--- START ---

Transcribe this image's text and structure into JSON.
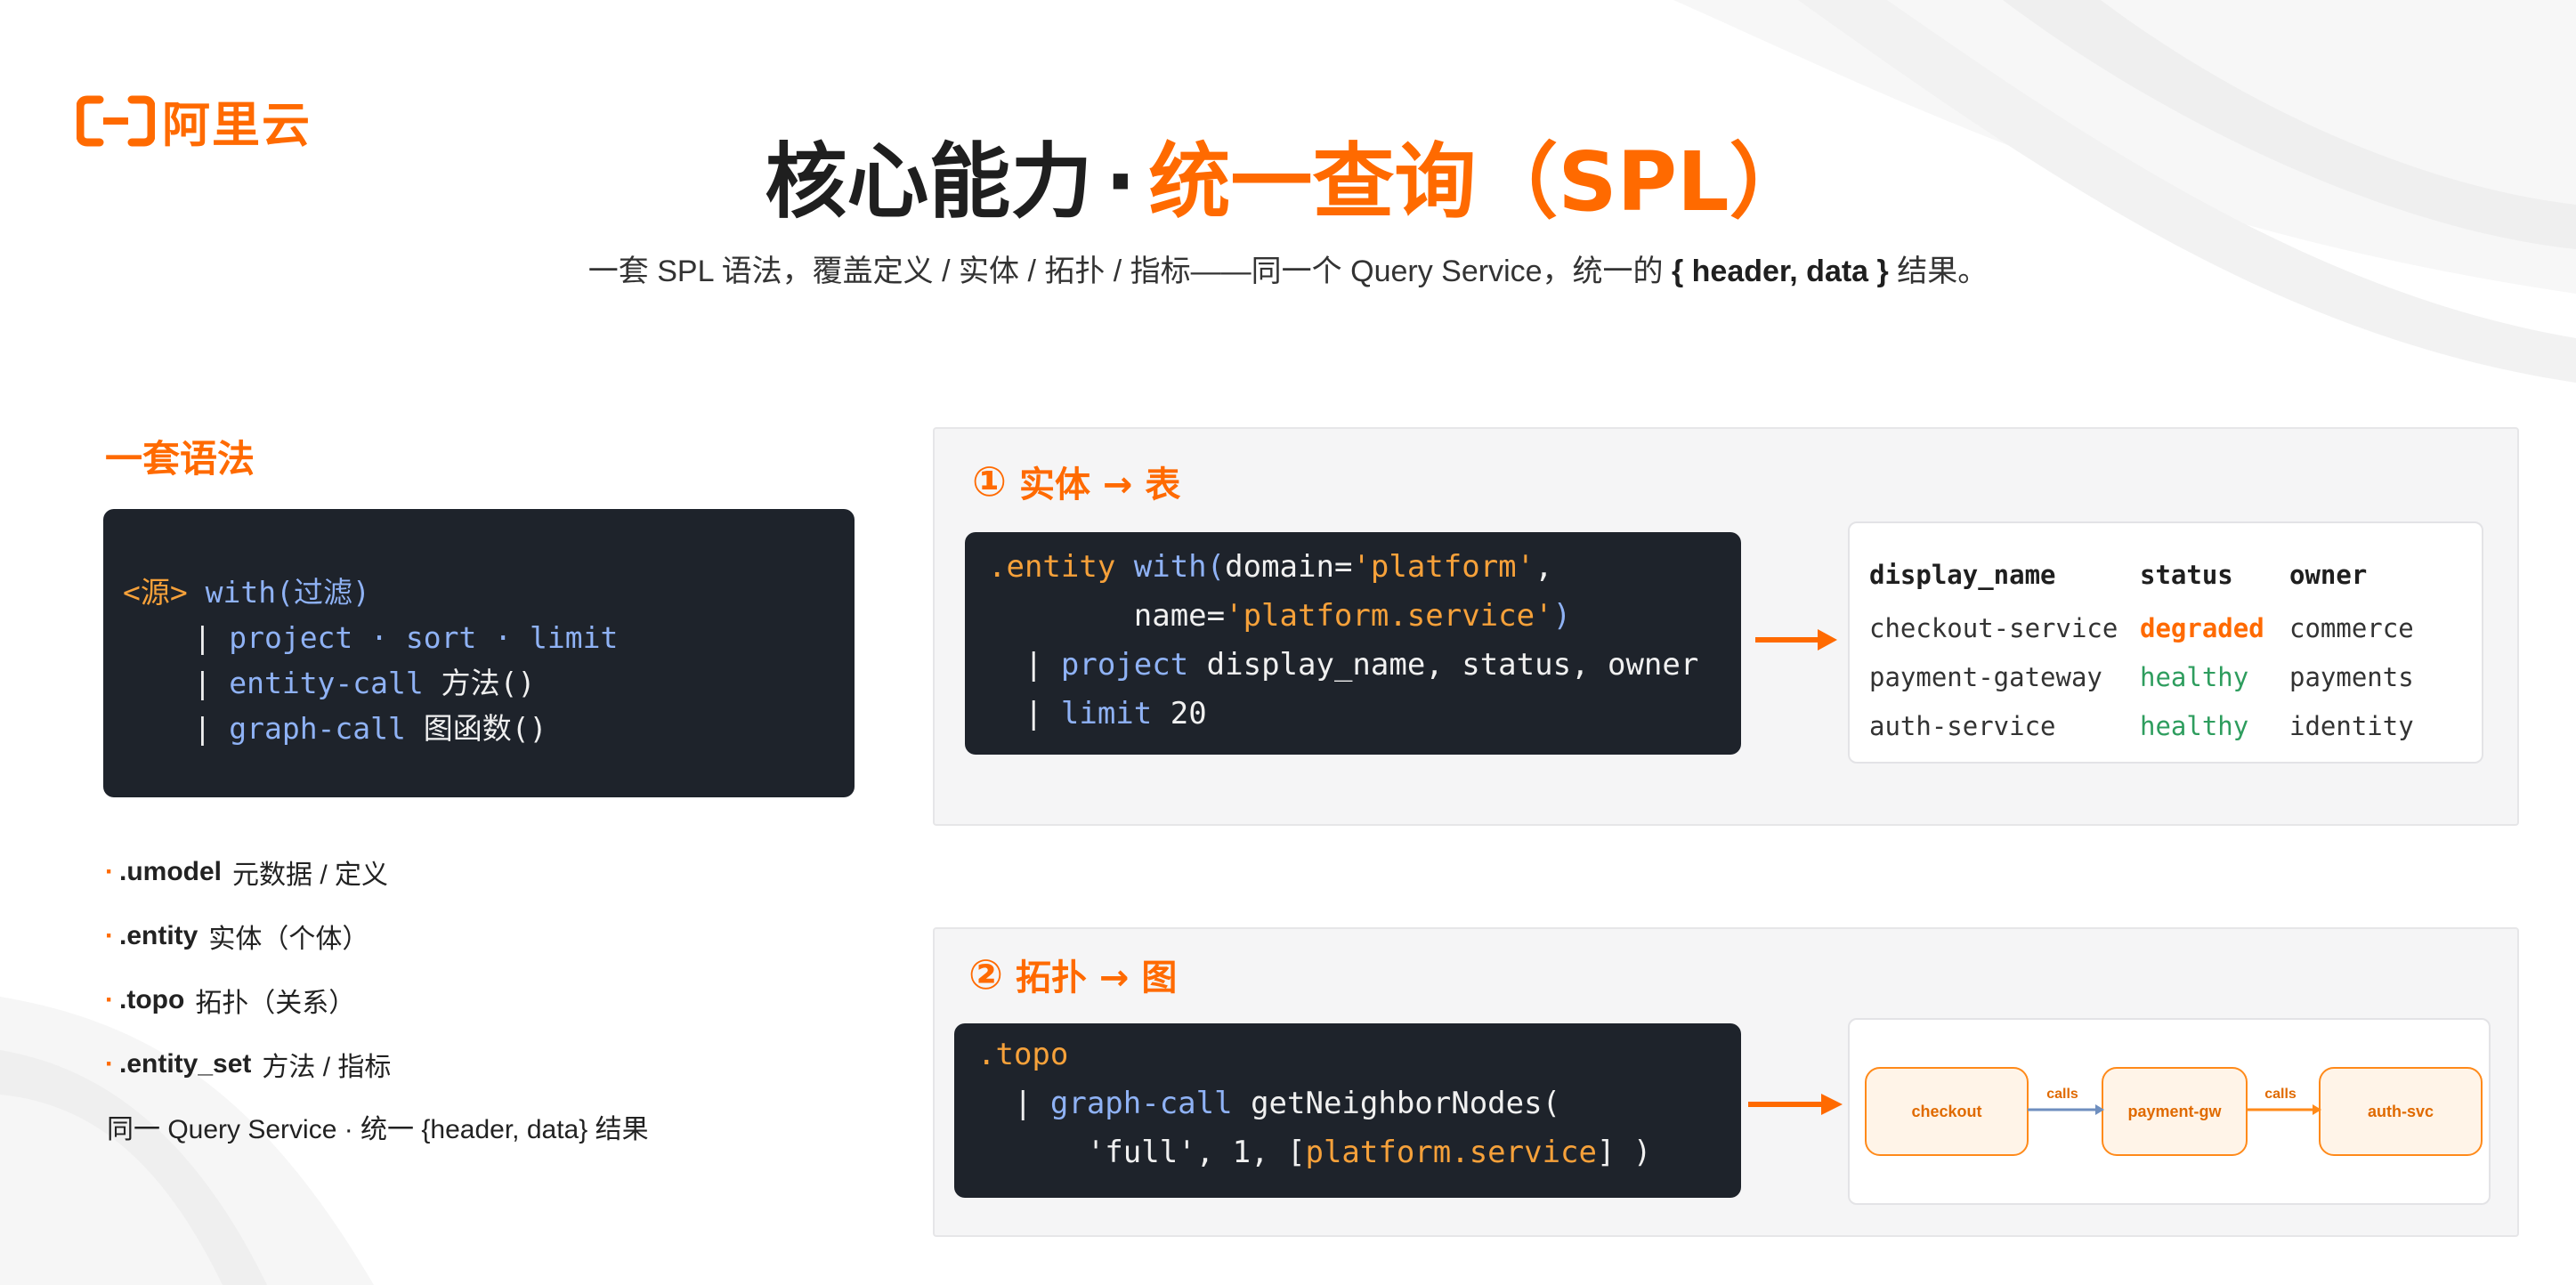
{
  "brand": {
    "name": "阿里云",
    "color": "#ff6a00"
  },
  "title": {
    "main": "核心能力",
    "dot": "·",
    "accent": "统一查询（SPL）"
  },
  "subtitle": {
    "prefix": "一套 SPL 语法，覆盖定义 / 实体 / 拓扑 / 指标——同一个 Query Service，统一的",
    "bold": "{ header, data }",
    "suffix": "结果。"
  },
  "left": {
    "heading": "一套语法",
    "code": {
      "l1_src": "<源>",
      "l1_with": "with(过滤)",
      "l2_pipe": "    | ",
      "l2": "project · sort · limit",
      "l3_pipe": "    | ",
      "l3_kw": "entity-call",
      "l3_rest": " 方法()",
      "l4_pipe": "    | ",
      "l4_kw": "graph-call",
      "l4_rest": " 图函数()"
    },
    "bullets": [
      {
        "dot": "·",
        "key": ".umodel",
        "desc": "元数据 / 定义"
      },
      {
        "dot": "·",
        "key": ".entity",
        "desc": "实体（个体）"
      },
      {
        "dot": "·",
        "key": ".topo",
        "desc": "拓扑（关系）"
      },
      {
        "dot": "·",
        "key": ".entity_set",
        "desc": "方法 / 指标"
      }
    ],
    "note": "同一 Query Service · 统一 {header, data} 结果"
  },
  "panel1": {
    "num": "①",
    "heading": "实体 → 表",
    "code": {
      "l1_a": ".entity ",
      "l1_b": "with(",
      "l1_c": "domain=",
      "l1_d": "'platform'",
      "l1_e": ",",
      "l2_a": "        name=",
      "l2_b": "'platform.service'",
      "l2_c": ")",
      "l3_pipe": "  | ",
      "l3_kw": "project",
      "l3_rest": " display_name, status, owner",
      "l4_pipe": "  | ",
      "l4_kw": "limit",
      "l4_rest": " 20"
    },
    "table": {
      "headers": [
        "display_name",
        "status",
        "owner"
      ],
      "rows": [
        {
          "name": "checkout-service",
          "status": "degraded",
          "owner": "commerce"
        },
        {
          "name": "payment-gateway",
          "status": "healthy",
          "owner": "payments"
        },
        {
          "name": "auth-service",
          "status": "healthy",
          "owner": "identity"
        }
      ]
    }
  },
  "panel2": {
    "num": "②",
    "heading": "拓扑 → 图",
    "code": {
      "l1": ".topo",
      "l2_pipe": "  | ",
      "l2_kw": "graph-call",
      "l2_rest": " getNeighborNodes(",
      "l3_a": "      'full', 1, [",
      "l3_b": "platform.service",
      "l3_c": "] )"
    },
    "graph": {
      "nodes": [
        "checkout",
        "payment-gw",
        "auth-svc"
      ],
      "edges": [
        "calls",
        "calls"
      ]
    }
  }
}
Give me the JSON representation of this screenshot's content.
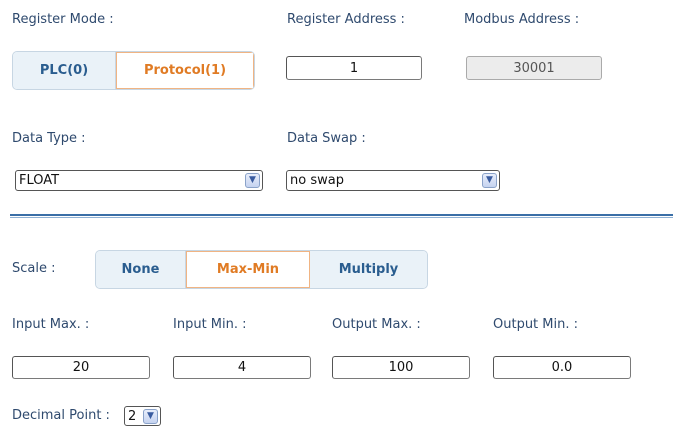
{
  "register": {
    "mode_label": "Register Mode :",
    "mode_options": [
      "PLC(0)",
      "Protocol(1)"
    ],
    "mode_selected": "Protocol(1)",
    "address_label": "Register Address :",
    "address_value": "1",
    "modbus_label": "Modbus Address :",
    "modbus_value": "30001"
  },
  "data": {
    "type_label": "Data Type :",
    "type_value": "FLOAT",
    "swap_label": "Data Swap :",
    "swap_value": "no swap"
  },
  "scale": {
    "label": "Scale :",
    "options": [
      "None",
      "Max-Min",
      "Multiply"
    ],
    "selected": "Max-Min"
  },
  "range": {
    "input_max_label": "Input Max. :",
    "input_max": "20",
    "input_min_label": "Input Min. :",
    "input_min": "4",
    "output_max_label": "Output Max. :",
    "output_max": "100",
    "output_min_label": "Output Min. :",
    "output_min": "0.0"
  },
  "decimal": {
    "label": "Decimal Point :",
    "value": "2"
  },
  "colors": {
    "accent": "#e07b24",
    "primary": "#2a5d8f",
    "divider": "#3b6fa7"
  },
  "icons": {
    "dropdown": "chevron-down-icon"
  }
}
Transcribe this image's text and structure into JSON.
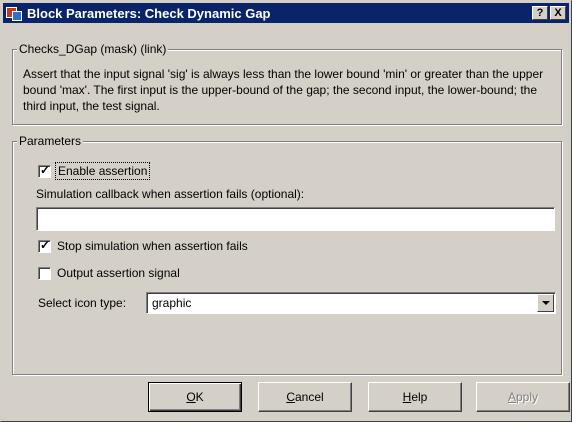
{
  "window": {
    "title": "Block Parameters: Check  Dynamic Gap",
    "help_btn": "?",
    "close_btn": "X"
  },
  "mask_group": {
    "title": "Checks_DGap (mask) (link)",
    "description": "Assert that the input signal 'sig' is always less than the lower bound 'min' or greater than the upper bound 'max'.  The first input is the upper-bound of the gap; the second input, the lower-bound; the third input, the test signal."
  },
  "params": {
    "title": "Parameters",
    "enable_assertion": {
      "label": "Enable assertion",
      "checked": true
    },
    "callback_label": "Simulation callback when assertion fails (optional):",
    "callback_value": "",
    "stop_simulation": {
      "label": "Stop simulation when assertion fails",
      "checked": true
    },
    "output_signal": {
      "label": "Output assertion signal",
      "checked": false
    },
    "icon_type_label": "Select icon type:",
    "icon_type_value": "graphic"
  },
  "buttons": {
    "ok": {
      "mnemonic": "O",
      "rest": "K"
    },
    "cancel": {
      "mnemonic": "C",
      "rest": "ancel"
    },
    "help": {
      "mnemonic": "H",
      "rest": "elp"
    },
    "apply": {
      "mnemonic": "A",
      "rest": "pply"
    }
  },
  "colors": {
    "titlebar": "#0a246a",
    "face": "#d4d0c8"
  }
}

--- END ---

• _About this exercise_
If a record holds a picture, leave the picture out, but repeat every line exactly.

• _Reply_
Transcribe this image's text and structure into JSON.
{
  "brand": {
    "name": "阿里云",
    "color": "#ff6a00"
  },
  "title": {
    "main": "核心能力",
    "dot": "·",
    "accent": "统一查询（SPL）"
  },
  "subtitle": {
    "prefix": "一套 SPL 语法，覆盖定义 / 实体 / 拓扑 / 指标——同一个 Query Service，统一的",
    "bold": "{ header, data }",
    "suffix": "结果。"
  },
  "left": {
    "heading": "一套语法",
    "code": {
      "l1_src": "<源>",
      "l1_with": "with(过滤)",
      "l2_pipe": "    | ",
      "l2": "project · sort · limit",
      "l3_pipe": "    | ",
      "l3_kw": "entity-call",
      "l3_rest": " 方法()",
      "l4_pipe": "    | ",
      "l4_kw": "graph-call",
      "l4_rest": " 图函数()"
    },
    "bullets": [
      {
        "dot": "·",
        "key": ".umodel",
        "desc": "元数据 / 定义"
      },
      {
        "dot": "·",
        "key": ".entity",
        "desc": "实体（个体）"
      },
      {
        "dot": "·",
        "key": ".topo",
        "desc": "拓扑（关系）"
      },
      {
        "dot": "·",
        "key": ".entity_set",
        "desc": "方法 / 指标"
      }
    ],
    "note": "同一 Query Service · 统一 {header, data} 结果"
  },
  "panel1": {
    "num": "①",
    "heading": "实体 → 表",
    "code": {
      "l1_a": ".entity ",
      "l1_b": "with(",
      "l1_c": "domain=",
      "l1_d": "'platform'",
      "l1_e": ",",
      "l2_a": "        name=",
      "l2_b": "'platform.service'",
      "l2_c": ")",
      "l3_pipe": "  | ",
      "l3_kw": "project",
      "l3_rest": " display_name, status, owner",
      "l4_pipe": "  | ",
      "l4_kw": "limit",
      "l4_rest": " 20"
    },
    "table": {
      "headers": [
        "display_name",
        "status",
        "owner"
      ],
      "rows": [
        {
          "name": "checkout-service",
          "status": "degraded",
          "owner": "commerce"
        },
        {
          "name": "payment-gateway",
          "status": "healthy",
          "owner": "payments"
        },
        {
          "name": "auth-service",
          "status": "healthy",
          "owner": "identity"
        }
      ]
    }
  },
  "panel2": {
    "num": "②",
    "heading": "拓扑 → 图",
    "code": {
      "l1": ".topo",
      "l2_pipe": "  | ",
      "l2_kw": "graph-call",
      "l2_rest": " getNeighborNodes(",
      "l3_a": "      'full', 1, [",
      "l3_b": "platform.service",
      "l3_c": "] )"
    },
    "graph": {
      "nodes": [
        "checkout",
        "payment-gw",
        "auth-svc"
      ],
      "edges": [
        "calls",
        "calls"
      ]
    }
  }
}
Give me the JSON representation of this screenshot's content.
{
  "register": {
    "mode_label": "Register Mode :",
    "mode_options": [
      "PLC(0)",
      "Protocol(1)"
    ],
    "mode_selected": "Protocol(1)",
    "address_label": "Register Address :",
    "address_value": "1",
    "modbus_label": "Modbus Address :",
    "modbus_value": "30001"
  },
  "data": {
    "type_label": "Data Type :",
    "type_value": "FLOAT",
    "swap_label": "Data Swap :",
    "swap_value": "no swap"
  },
  "scale": {
    "label": "Scale :",
    "options": [
      "None",
      "Max-Min",
      "Multiply"
    ],
    "selected": "Max-Min"
  },
  "range": {
    "input_max_label": "Input Max. :",
    "input_max": "20",
    "input_min_label": "Input Min. :",
    "input_min": "4",
    "output_max_label": "Output Max. :",
    "output_max": "100",
    "output_min_label": "Output Min. :",
    "output_min": "0.0"
  },
  "decimal": {
    "label": "Decimal Point :",
    "value": "2"
  },
  "colors": {
    "accent": "#e07b24",
    "primary": "#2a5d8f",
    "divider": "#3b6fa7"
  },
  "icons": {
    "dropdown": "chevron-down-icon"
  }
}
Transcribe this image's text and structure into JSON.
{
  "window": {
    "title": "Block Parameters: Check  Dynamic Gap",
    "help_btn": "?",
    "close_btn": "X"
  },
  "mask_group": {
    "title": "Checks_DGap (mask) (link)",
    "description": "Assert that the input signal 'sig' is always less than the lower bound 'min' or greater than the upper bound 'max'.  The first input is the upper-bound of the gap; the second input, the lower-bound; the third input, the test signal."
  },
  "params": {
    "title": "Parameters",
    "enable_assertion": {
      "label": "Enable assertion",
      "checked": true
    },
    "callback_label": "Simulation callback when assertion fails (optional):",
    "callback_value": "",
    "stop_simulation": {
      "label": "Stop simulation when assertion fails",
      "checked": true
    },
    "output_signal": {
      "label": "Output assertion signal",
      "checked": false
    },
    "icon_type_label": "Select icon type:",
    "icon_type_value": "graphic"
  },
  "buttons": {
    "ok": {
      "mnemonic": "O",
      "rest": "K"
    },
    "cancel": {
      "mnemonic": "C",
      "rest": "ancel"
    },
    "help": {
      "mnemonic": "H",
      "rest": "elp"
    },
    "apply": {
      "mnemonic": "A",
      "rest": "pply"
    }
  },
  "colors": {
    "titlebar": "#0a246a",
    "face": "#d4d0c8"
  }
}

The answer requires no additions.